# ASSIGNMENT:
Whenever a line below holds the word "this", count it; please give only the final number.

# SUPPLIED MATERIAL:

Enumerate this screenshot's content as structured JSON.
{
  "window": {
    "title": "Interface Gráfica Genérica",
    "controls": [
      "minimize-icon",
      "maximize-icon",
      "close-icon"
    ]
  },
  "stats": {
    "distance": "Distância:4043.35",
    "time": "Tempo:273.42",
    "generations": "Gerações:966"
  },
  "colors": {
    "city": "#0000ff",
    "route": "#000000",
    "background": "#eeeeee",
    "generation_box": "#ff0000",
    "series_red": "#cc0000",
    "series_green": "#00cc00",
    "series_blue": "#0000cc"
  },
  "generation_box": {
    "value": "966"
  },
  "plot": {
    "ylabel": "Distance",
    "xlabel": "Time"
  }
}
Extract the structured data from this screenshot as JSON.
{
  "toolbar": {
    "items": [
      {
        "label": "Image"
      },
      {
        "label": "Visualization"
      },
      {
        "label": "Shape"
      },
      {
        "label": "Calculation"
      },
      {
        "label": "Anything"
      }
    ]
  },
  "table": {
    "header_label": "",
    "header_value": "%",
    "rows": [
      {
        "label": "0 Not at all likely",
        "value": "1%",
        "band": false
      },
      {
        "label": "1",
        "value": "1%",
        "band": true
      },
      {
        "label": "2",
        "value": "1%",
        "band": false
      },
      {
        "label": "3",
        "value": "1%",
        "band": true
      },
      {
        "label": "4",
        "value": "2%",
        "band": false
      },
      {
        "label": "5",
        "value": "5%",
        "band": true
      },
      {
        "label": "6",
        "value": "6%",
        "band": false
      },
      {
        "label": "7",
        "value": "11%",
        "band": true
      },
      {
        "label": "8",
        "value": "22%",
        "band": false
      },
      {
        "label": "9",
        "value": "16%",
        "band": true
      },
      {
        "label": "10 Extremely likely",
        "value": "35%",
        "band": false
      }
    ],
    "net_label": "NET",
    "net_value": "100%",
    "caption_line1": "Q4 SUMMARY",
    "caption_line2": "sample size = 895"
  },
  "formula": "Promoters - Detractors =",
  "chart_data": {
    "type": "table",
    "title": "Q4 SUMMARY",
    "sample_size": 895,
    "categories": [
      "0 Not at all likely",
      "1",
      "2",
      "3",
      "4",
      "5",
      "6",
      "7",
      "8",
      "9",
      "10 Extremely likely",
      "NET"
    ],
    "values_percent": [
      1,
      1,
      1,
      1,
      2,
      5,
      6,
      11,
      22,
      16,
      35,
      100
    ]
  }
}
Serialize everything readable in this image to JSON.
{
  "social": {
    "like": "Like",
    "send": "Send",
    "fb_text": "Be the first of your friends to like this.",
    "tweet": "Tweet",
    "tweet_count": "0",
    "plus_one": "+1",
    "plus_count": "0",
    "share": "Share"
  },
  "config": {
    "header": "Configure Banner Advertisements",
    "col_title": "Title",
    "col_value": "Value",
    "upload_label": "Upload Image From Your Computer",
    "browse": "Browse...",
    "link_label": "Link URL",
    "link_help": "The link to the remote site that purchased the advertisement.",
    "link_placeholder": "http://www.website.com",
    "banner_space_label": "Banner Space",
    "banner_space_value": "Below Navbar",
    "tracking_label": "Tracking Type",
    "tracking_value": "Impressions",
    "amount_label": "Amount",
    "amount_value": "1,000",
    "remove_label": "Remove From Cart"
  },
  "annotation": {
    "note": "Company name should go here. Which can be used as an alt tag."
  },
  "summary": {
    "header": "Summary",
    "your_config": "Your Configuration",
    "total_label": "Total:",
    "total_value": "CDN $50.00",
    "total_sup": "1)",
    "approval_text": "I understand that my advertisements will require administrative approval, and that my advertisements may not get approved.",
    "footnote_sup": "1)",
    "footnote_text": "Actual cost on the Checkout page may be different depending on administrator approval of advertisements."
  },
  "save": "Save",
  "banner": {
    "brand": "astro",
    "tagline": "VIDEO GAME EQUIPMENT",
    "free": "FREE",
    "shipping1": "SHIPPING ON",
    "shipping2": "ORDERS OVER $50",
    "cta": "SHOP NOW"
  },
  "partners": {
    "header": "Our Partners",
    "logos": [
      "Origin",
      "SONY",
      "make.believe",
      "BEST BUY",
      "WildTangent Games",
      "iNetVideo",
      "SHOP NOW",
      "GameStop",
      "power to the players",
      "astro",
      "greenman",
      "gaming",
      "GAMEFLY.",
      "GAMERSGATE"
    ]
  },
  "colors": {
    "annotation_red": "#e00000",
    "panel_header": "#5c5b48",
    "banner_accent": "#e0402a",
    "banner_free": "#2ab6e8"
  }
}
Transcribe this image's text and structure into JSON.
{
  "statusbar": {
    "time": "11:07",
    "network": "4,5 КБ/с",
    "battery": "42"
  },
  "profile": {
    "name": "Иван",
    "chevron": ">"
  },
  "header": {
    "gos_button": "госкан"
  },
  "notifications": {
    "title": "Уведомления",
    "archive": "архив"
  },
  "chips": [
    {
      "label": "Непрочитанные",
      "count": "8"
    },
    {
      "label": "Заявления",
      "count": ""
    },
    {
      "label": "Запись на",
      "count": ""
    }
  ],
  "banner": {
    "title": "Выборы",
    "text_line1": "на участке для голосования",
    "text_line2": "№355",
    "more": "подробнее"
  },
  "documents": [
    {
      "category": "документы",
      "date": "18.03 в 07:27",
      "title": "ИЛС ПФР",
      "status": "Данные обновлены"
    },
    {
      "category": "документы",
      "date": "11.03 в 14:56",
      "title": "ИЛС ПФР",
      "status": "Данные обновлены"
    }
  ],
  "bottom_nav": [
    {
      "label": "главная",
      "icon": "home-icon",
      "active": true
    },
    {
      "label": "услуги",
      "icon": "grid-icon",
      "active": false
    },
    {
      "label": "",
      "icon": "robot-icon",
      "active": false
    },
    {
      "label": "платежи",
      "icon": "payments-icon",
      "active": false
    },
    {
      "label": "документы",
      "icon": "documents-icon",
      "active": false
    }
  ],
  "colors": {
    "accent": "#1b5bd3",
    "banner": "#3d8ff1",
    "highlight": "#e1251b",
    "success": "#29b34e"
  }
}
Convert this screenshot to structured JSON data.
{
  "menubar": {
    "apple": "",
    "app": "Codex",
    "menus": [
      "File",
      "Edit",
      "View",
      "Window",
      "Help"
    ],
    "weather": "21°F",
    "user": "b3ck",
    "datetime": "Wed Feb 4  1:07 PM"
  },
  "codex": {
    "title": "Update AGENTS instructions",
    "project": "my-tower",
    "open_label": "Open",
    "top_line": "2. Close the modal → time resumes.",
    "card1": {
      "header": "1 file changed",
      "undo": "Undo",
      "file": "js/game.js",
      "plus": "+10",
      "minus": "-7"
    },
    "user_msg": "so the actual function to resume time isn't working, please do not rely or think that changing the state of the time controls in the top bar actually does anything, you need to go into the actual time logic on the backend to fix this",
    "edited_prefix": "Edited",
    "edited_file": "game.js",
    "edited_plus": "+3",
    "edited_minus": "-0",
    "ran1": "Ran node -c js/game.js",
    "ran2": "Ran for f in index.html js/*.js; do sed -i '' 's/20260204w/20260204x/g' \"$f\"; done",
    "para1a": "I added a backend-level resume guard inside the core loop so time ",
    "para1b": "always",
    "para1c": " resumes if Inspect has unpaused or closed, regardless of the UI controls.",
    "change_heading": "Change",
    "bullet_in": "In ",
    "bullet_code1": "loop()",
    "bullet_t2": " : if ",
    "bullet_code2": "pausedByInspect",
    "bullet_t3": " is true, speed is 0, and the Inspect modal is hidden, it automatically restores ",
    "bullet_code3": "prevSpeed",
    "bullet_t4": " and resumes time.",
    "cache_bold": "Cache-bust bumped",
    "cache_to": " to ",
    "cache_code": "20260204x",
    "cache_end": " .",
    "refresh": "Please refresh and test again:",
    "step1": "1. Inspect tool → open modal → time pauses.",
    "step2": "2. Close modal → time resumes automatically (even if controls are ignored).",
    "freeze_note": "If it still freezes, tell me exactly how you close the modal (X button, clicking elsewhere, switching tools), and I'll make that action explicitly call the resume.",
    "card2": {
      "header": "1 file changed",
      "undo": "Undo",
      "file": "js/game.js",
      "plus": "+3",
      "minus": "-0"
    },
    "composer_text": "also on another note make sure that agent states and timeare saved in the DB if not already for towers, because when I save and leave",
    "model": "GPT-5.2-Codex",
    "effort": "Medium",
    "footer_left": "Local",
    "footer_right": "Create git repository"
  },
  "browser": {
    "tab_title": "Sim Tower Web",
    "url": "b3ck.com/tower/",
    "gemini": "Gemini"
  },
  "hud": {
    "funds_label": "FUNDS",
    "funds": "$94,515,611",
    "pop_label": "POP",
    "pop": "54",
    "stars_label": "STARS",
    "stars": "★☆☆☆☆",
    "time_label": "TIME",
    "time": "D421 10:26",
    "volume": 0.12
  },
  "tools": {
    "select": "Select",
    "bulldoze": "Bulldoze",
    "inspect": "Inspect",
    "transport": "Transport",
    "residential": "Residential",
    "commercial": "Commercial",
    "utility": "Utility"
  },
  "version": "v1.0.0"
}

# FINAL ANSWER:
7